**WHAT TO WORK ON**. Please copy every record below exactly, but leave the pictures out.

**RECORDS FOR THE TASK**.
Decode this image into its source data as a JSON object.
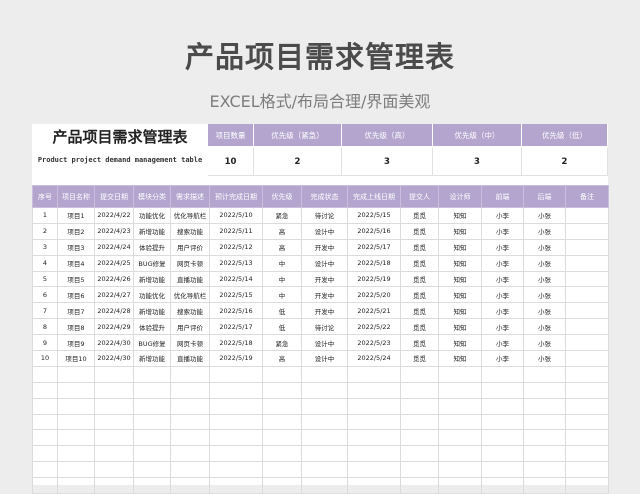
{
  "page": {
    "title": "产品项目需求管理表",
    "subtitle": "EXCEL格式/布局合理/界面美观"
  },
  "summary": {
    "title": "产品项目需求管理表",
    "subtitle": "Product project demand management table",
    "headers": [
      "项目数量",
      "优先级（紧急）",
      "优先级（高）",
      "优先级（中）",
      "优先级（低）"
    ],
    "values": [
      "10",
      "2",
      "3",
      "3",
      "2"
    ]
  },
  "table": {
    "columns": [
      "序号",
      "项目名称",
      "提交日期",
      "模块分类",
      "需求描述",
      "预计完成日期",
      "优先级",
      "完成状态",
      "完成上线日期",
      "提交人",
      "设计师",
      "前端",
      "后端",
      "备注"
    ],
    "rows": [
      [
        "1",
        "项目1",
        "2022/4/22",
        "功能优化",
        "优化导航栏",
        "2022/5/10",
        "紧急",
        "待讨论",
        "2022/5/15",
        "觅觅",
        "知知",
        "小李",
        "小张",
        ""
      ],
      [
        "2",
        "项目2",
        "2022/4/23",
        "新增功能",
        "搜索功能",
        "2022/5/11",
        "高",
        "设计中",
        "2022/5/16",
        "觅觅",
        "知知",
        "小李",
        "小张",
        ""
      ],
      [
        "3",
        "项目3",
        "2022/4/24",
        "体验提升",
        "用户评价",
        "2022/5/12",
        "高",
        "开发中",
        "2022/5/17",
        "觅觅",
        "知知",
        "小李",
        "小张",
        ""
      ],
      [
        "4",
        "项目4",
        "2022/4/25",
        "BUG修复",
        "网页卡顿",
        "2022/5/13",
        "中",
        "设计中",
        "2022/5/18",
        "觅觅",
        "知知",
        "小李",
        "小张",
        ""
      ],
      [
        "5",
        "项目5",
        "2022/4/26",
        "新增功能",
        "直播功能",
        "2022/5/14",
        "中",
        "开发中",
        "2022/5/19",
        "觅觅",
        "知知",
        "小李",
        "小张",
        ""
      ],
      [
        "6",
        "项目6",
        "2022/4/27",
        "功能优化",
        "优化导航栏",
        "2022/5/15",
        "中",
        "开发中",
        "2022/5/20",
        "觅觅",
        "知知",
        "小李",
        "小张",
        ""
      ],
      [
        "7",
        "项目7",
        "2022/4/28",
        "新增功能",
        "搜索功能",
        "2022/5/16",
        "低",
        "开发中",
        "2022/5/21",
        "觅觅",
        "知知",
        "小李",
        "小张",
        ""
      ],
      [
        "8",
        "项目8",
        "2022/4/29",
        "体验提升",
        "用户评价",
        "2022/5/17",
        "低",
        "待讨论",
        "2022/5/22",
        "觅觅",
        "知知",
        "小李",
        "小张",
        ""
      ],
      [
        "9",
        "项目9",
        "2022/4/30",
        "BUG修复",
        "网页卡顿",
        "2022/5/18",
        "紧急",
        "设计中",
        "2022/5/23",
        "觅觅",
        "知知",
        "小李",
        "小张",
        ""
      ],
      [
        "10",
        "项目10",
        "2022/4/30",
        "新增功能",
        "直播功能",
        "2022/5/19",
        "高",
        "设计中",
        "2022/5/24",
        "觅觅",
        "知知",
        "小李",
        "小张",
        ""
      ],
      [
        "",
        "",
        "",
        "",
        "",
        "",
        "",
        "",
        "",
        "",
        "",
        "",
        "",
        ""
      ],
      [
        "",
        "",
        "",
        "",
        "",
        "",
        "",
        "",
        "",
        "",
        "",
        "",
        "",
        ""
      ],
      [
        "",
        "",
        "",
        "",
        "",
        "",
        "",
        "",
        "",
        "",
        "",
        "",
        "",
        ""
      ],
      [
        "",
        "",
        "",
        "",
        "",
        "",
        "",
        "",
        "",
        "",
        "",
        "",
        "",
        ""
      ],
      [
        "",
        "",
        "",
        "",
        "",
        "",
        "",
        "",
        "",
        "",
        "",
        "",
        "",
        ""
      ],
      [
        "",
        "",
        "",
        "",
        "",
        "",
        "",
        "",
        "",
        "",
        "",
        "",
        "",
        ""
      ],
      [
        "",
        "",
        "",
        "",
        "",
        "",
        "",
        "",
        "",
        "",
        "",
        "",
        "",
        ""
      ],
      [
        "",
        "",
        "",
        "",
        "",
        "",
        "",
        "",
        "",
        "",
        "",
        "",
        "",
        ""
      ]
    ]
  },
  "colors": {
    "header_purple": "#b4a5cf",
    "background": "#ededed"
  }
}
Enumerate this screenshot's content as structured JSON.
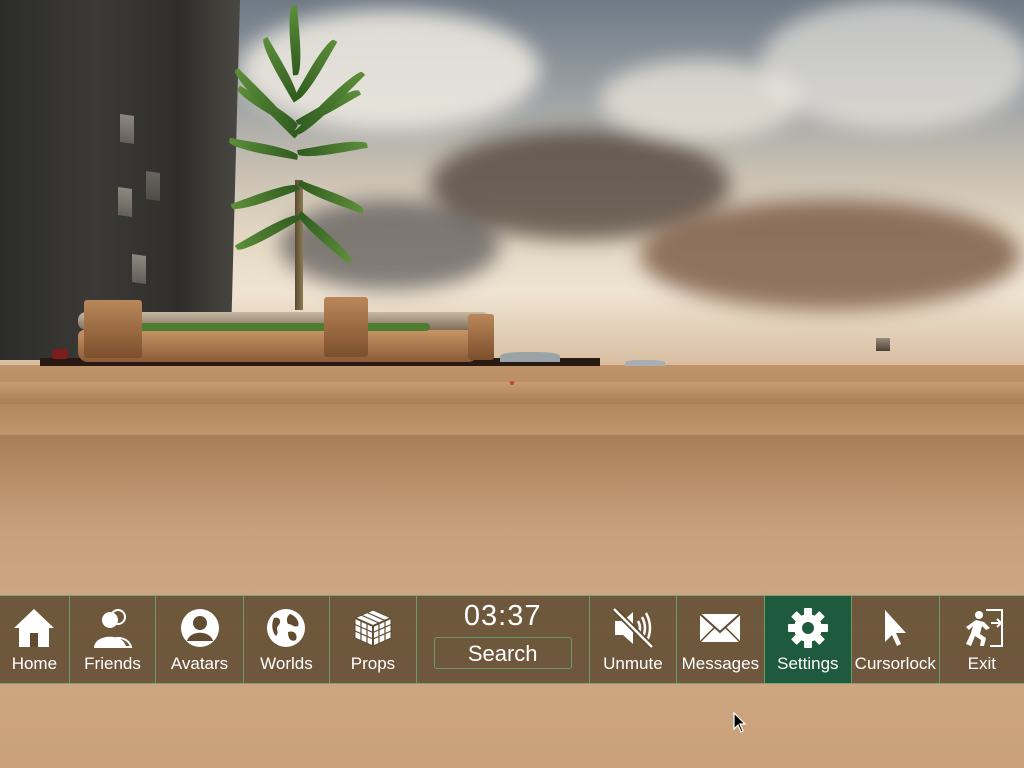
{
  "hud": {
    "clock": "03:37",
    "search_label": "Search",
    "menu": [
      {
        "label": "Home",
        "icon": "home-icon",
        "active": false
      },
      {
        "label": "Friends",
        "icon": "friends-icon",
        "active": false
      },
      {
        "label": "Avatars",
        "icon": "avatar-icon",
        "active": false
      },
      {
        "label": "Worlds",
        "icon": "globe-icon",
        "active": false
      },
      {
        "label": "Props",
        "icon": "cube-icon",
        "active": false
      },
      {
        "label": "Unmute",
        "icon": "muted-speaker-icon",
        "active": false
      },
      {
        "label": "Messages",
        "icon": "envelope-icon",
        "active": false
      },
      {
        "label": "Settings",
        "icon": "gear-icon",
        "active": true
      },
      {
        "label": "Cursorlock",
        "icon": "cursor-arrow-icon",
        "active": false
      },
      {
        "label": "Exit",
        "icon": "exit-door-icon",
        "active": false
      }
    ]
  },
  "colors": {
    "bar_background": "#614c32",
    "bar_border": "#7fa07a",
    "active_button": "#1f5a3f",
    "text": "#ffffff"
  }
}
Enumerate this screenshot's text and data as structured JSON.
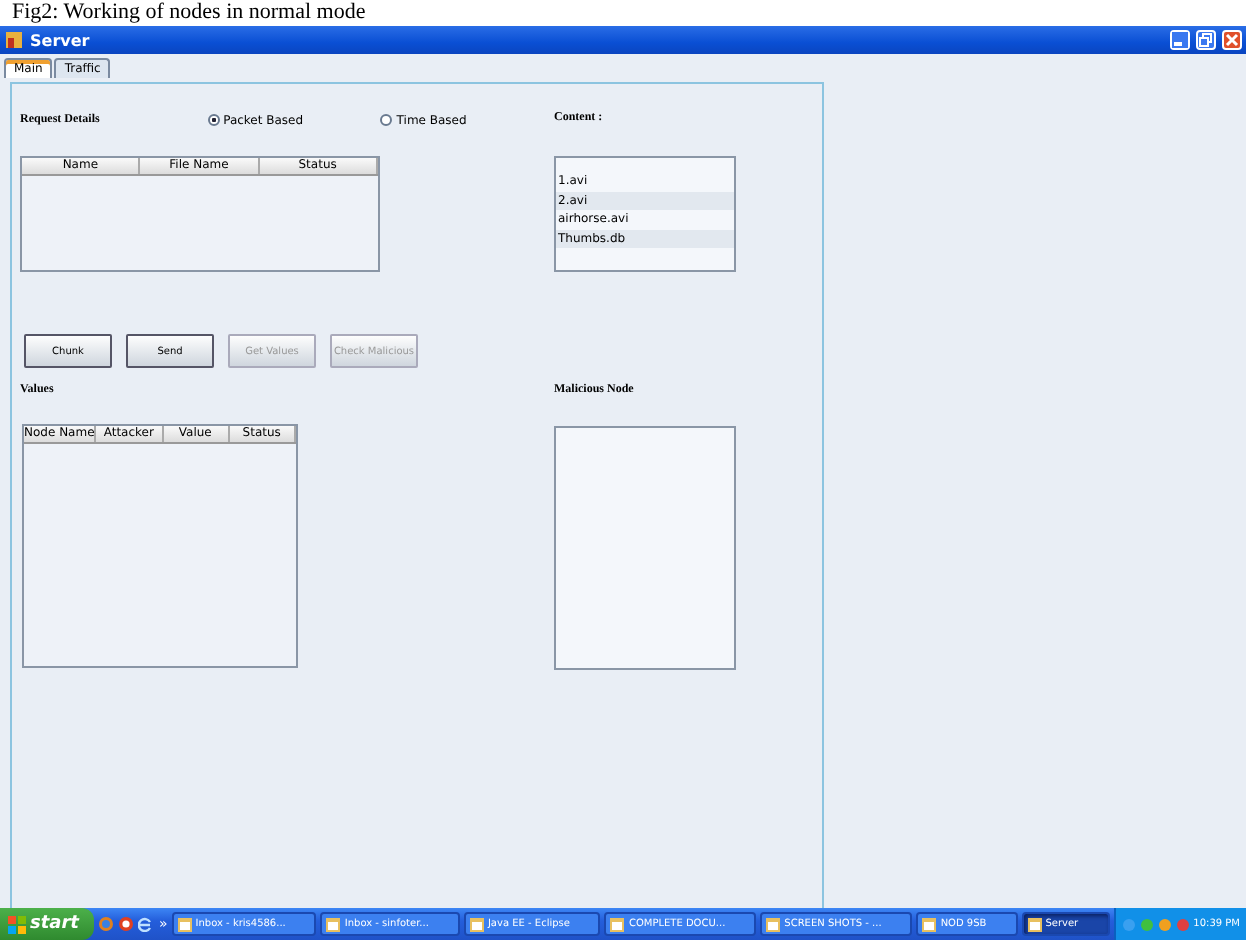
{
  "caption": "Fig2: Working of nodes in normal mode",
  "window": {
    "title": "Server"
  },
  "tabs": [
    {
      "label": "Main",
      "selected": true
    },
    {
      "label": "Traffic",
      "selected": false
    }
  ],
  "request_details": {
    "label": "Request Details",
    "modes": [
      {
        "label": "Packet Based",
        "selected": true
      },
      {
        "label": "Time Based",
        "selected": false
      }
    ],
    "table": {
      "columns": [
        "Name",
        "File Name",
        "Status"
      ]
    }
  },
  "content": {
    "label": "Content :",
    "items": [
      "1.avi",
      "2.avi",
      "airhorse.avi",
      "Thumbs.db"
    ]
  },
  "buttons": [
    {
      "label": "Chunk",
      "disabled": false
    },
    {
      "label": "Send",
      "disabled": false
    },
    {
      "label": "Get Values",
      "disabled": true
    },
    {
      "label": "Check Malicious",
      "disabled": true
    }
  ],
  "values": {
    "label": "Values",
    "table": {
      "columns": [
        "Node Name",
        "Attacker",
        "Value",
        "Status"
      ]
    }
  },
  "malicious_node": {
    "label": "Malicious Node"
  },
  "taskbar": {
    "start": "start",
    "more": "»",
    "tasks": [
      {
        "label": "Inbox - kris4586...",
        "selected": false
      },
      {
        "label": "Inbox - sinfoter...",
        "selected": false
      },
      {
        "label": "Java EE - Eclipse",
        "selected": false
      },
      {
        "label": "COMPLETE DOCU...",
        "selected": false
      },
      {
        "label": "SCREEN SHOTS - ...",
        "selected": false
      },
      {
        "label": "NOD 9SB",
        "selected": false
      },
      {
        "label": "Server",
        "selected": true
      }
    ],
    "clock": "10:39 PM"
  }
}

**WRITTEN REPLY**.
Decode this image into its source data as a JSON object.
{
  "page": {
    "title": "产品项目需求管理表",
    "subtitle": "EXCEL格式/布局合理/界面美观"
  },
  "summary": {
    "title": "产品项目需求管理表",
    "subtitle": "Product project demand management table",
    "headers": [
      "项目数量",
      "优先级（紧急）",
      "优先级（高）",
      "优先级（中）",
      "优先级（低）"
    ],
    "values": [
      "10",
      "2",
      "3",
      "3",
      "2"
    ]
  },
  "table": {
    "columns": [
      "序号",
      "项目名称",
      "提交日期",
      "模块分类",
      "需求描述",
      "预计完成日期",
      "优先级",
      "完成状态",
      "完成上线日期",
      "提交人",
      "设计师",
      "前端",
      "后端",
      "备注"
    ],
    "rows": [
      [
        "1",
        "项目1",
        "2022/4/22",
        "功能优化",
        "优化导航栏",
        "2022/5/10",
        "紧急",
        "待讨论",
        "2022/5/15",
        "觅觅",
        "知知",
        "小李",
        "小张",
        ""
      ],
      [
        "2",
        "项目2",
        "2022/4/23",
        "新增功能",
        "搜索功能",
        "2022/5/11",
        "高",
        "设计中",
        "2022/5/16",
        "觅觅",
        "知知",
        "小李",
        "小张",
        ""
      ],
      [
        "3",
        "项目3",
        "2022/4/24",
        "体验提升",
        "用户评价",
        "2022/5/12",
        "高",
        "开发中",
        "2022/5/17",
        "觅觅",
        "知知",
        "小李",
        "小张",
        ""
      ],
      [
        "4",
        "项目4",
        "2022/4/25",
        "BUG修复",
        "网页卡顿",
        "2022/5/13",
        "中",
        "设计中",
        "2022/5/18",
        "觅觅",
        "知知",
        "小李",
        "小张",
        ""
      ],
      [
        "5",
        "项目5",
        "2022/4/26",
        "新增功能",
        "直播功能",
        "2022/5/14",
        "中",
        "开发中",
        "2022/5/19",
        "觅觅",
        "知知",
        "小李",
        "小张",
        ""
      ],
      [
        "6",
        "项目6",
        "2022/4/27",
        "功能优化",
        "优化导航栏",
        "2022/5/15",
        "中",
        "开发中",
        "2022/5/20",
        "觅觅",
        "知知",
        "小李",
        "小张",
        ""
      ],
      [
        "7",
        "项目7",
        "2022/4/28",
        "新增功能",
        "搜索功能",
        "2022/5/16",
        "低",
        "开发中",
        "2022/5/21",
        "觅觅",
        "知知",
        "小李",
        "小张",
        ""
      ],
      [
        "8",
        "项目8",
        "2022/4/29",
        "体验提升",
        "用户评价",
        "2022/5/17",
        "低",
        "待讨论",
        "2022/5/22",
        "觅觅",
        "知知",
        "小李",
        "小张",
        ""
      ],
      [
        "9",
        "项目9",
        "2022/4/30",
        "BUG修复",
        "网页卡顿",
        "2022/5/18",
        "紧急",
        "设计中",
        "2022/5/23",
        "觅觅",
        "知知",
        "小李",
        "小张",
        ""
      ],
      [
        "10",
        "项目10",
        "2022/4/30",
        "新增功能",
        "直播功能",
        "2022/5/19",
        "高",
        "设计中",
        "2022/5/24",
        "觅觅",
        "知知",
        "小李",
        "小张",
        ""
      ],
      [
        "",
        "",
        "",
        "",
        "",
        "",
        "",
        "",
        "",
        "",
        "",
        "",
        "",
        ""
      ],
      [
        "",
        "",
        "",
        "",
        "",
        "",
        "",
        "",
        "",
        "",
        "",
        "",
        "",
        ""
      ],
      [
        "",
        "",
        "",
        "",
        "",
        "",
        "",
        "",
        "",
        "",
        "",
        "",
        "",
        ""
      ],
      [
        "",
        "",
        "",
        "",
        "",
        "",
        "",
        "",
        "",
        "",
        "",
        "",
        "",
        ""
      ],
      [
        "",
        "",
        "",
        "",
        "",
        "",
        "",
        "",
        "",
        "",
        "",
        "",
        "",
        ""
      ],
      [
        "",
        "",
        "",
        "",
        "",
        "",
        "",
        "",
        "",
        "",
        "",
        "",
        "",
        ""
      ],
      [
        "",
        "",
        "",
        "",
        "",
        "",
        "",
        "",
        "",
        "",
        "",
        "",
        "",
        ""
      ],
      [
        "",
        "",
        "",
        "",
        "",
        "",
        "",
        "",
        "",
        "",
        "",
        "",
        "",
        ""
      ]
    ]
  },
  "colors": {
    "header_purple": "#b4a5cf",
    "background": "#ededed"
  }
}
Enumerate this screenshot's content as structured JSON.
{
  "hud": {
    "clock": "03:37",
    "search_label": "Search",
    "menu": [
      {
        "label": "Home",
        "icon": "home-icon",
        "active": false
      },
      {
        "label": "Friends",
        "icon": "friends-icon",
        "active": false
      },
      {
        "label": "Avatars",
        "icon": "avatar-icon",
        "active": false
      },
      {
        "label": "Worlds",
        "icon": "globe-icon",
        "active": false
      },
      {
        "label": "Props",
        "icon": "cube-icon",
        "active": false
      },
      {
        "label": "Unmute",
        "icon": "muted-speaker-icon",
        "active": false
      },
      {
        "label": "Messages",
        "icon": "envelope-icon",
        "active": false
      },
      {
        "label": "Settings",
        "icon": "gear-icon",
        "active": true
      },
      {
        "label": "Cursorlock",
        "icon": "cursor-arrow-icon",
        "active": false
      },
      {
        "label": "Exit",
        "icon": "exit-door-icon",
        "active": false
      }
    ]
  },
  "colors": {
    "bar_background": "#614c32",
    "bar_border": "#7fa07a",
    "active_button": "#1f5a3f",
    "text": "#ffffff"
  }
}
Enumerate this screenshot's text and data as structured JSON.
{
  "caption": "Fig2: Working of nodes in normal mode",
  "window": {
    "title": "Server"
  },
  "tabs": [
    {
      "label": "Main",
      "selected": true
    },
    {
      "label": "Traffic",
      "selected": false
    }
  ],
  "request_details": {
    "label": "Request Details",
    "modes": [
      {
        "label": "Packet Based",
        "selected": true
      },
      {
        "label": "Time Based",
        "selected": false
      }
    ],
    "table": {
      "columns": [
        "Name",
        "File Name",
        "Status"
      ]
    }
  },
  "content": {
    "label": "Content :",
    "items": [
      "1.avi",
      "2.avi",
      "airhorse.avi",
      "Thumbs.db"
    ]
  },
  "buttons": [
    {
      "label": "Chunk",
      "disabled": false
    },
    {
      "label": "Send",
      "disabled": false
    },
    {
      "label": "Get Values",
      "disabled": true
    },
    {
      "label": "Check Malicious",
      "disabled": true
    }
  ],
  "values": {
    "label": "Values",
    "table": {
      "columns": [
        "Node Name",
        "Attacker",
        "Value",
        "Status"
      ]
    }
  },
  "malicious_node": {
    "label": "Malicious Node"
  },
  "taskbar": {
    "start": "start",
    "more": "»",
    "tasks": [
      {
        "label": "Inbox - kris4586...",
        "selected": false
      },
      {
        "label": "Inbox - sinfoter...",
        "selected": false
      },
      {
        "label": "Java EE - Eclipse",
        "selected": false
      },
      {
        "label": "COMPLETE DOCU...",
        "selected": false
      },
      {
        "label": "SCREEN SHOTS - ...",
        "selected": false
      },
      {
        "label": "NOD 9SB",
        "selected": false
      },
      {
        "label": "Server",
        "selected": true
      }
    ],
    "clock": "10:39 PM"
  }
}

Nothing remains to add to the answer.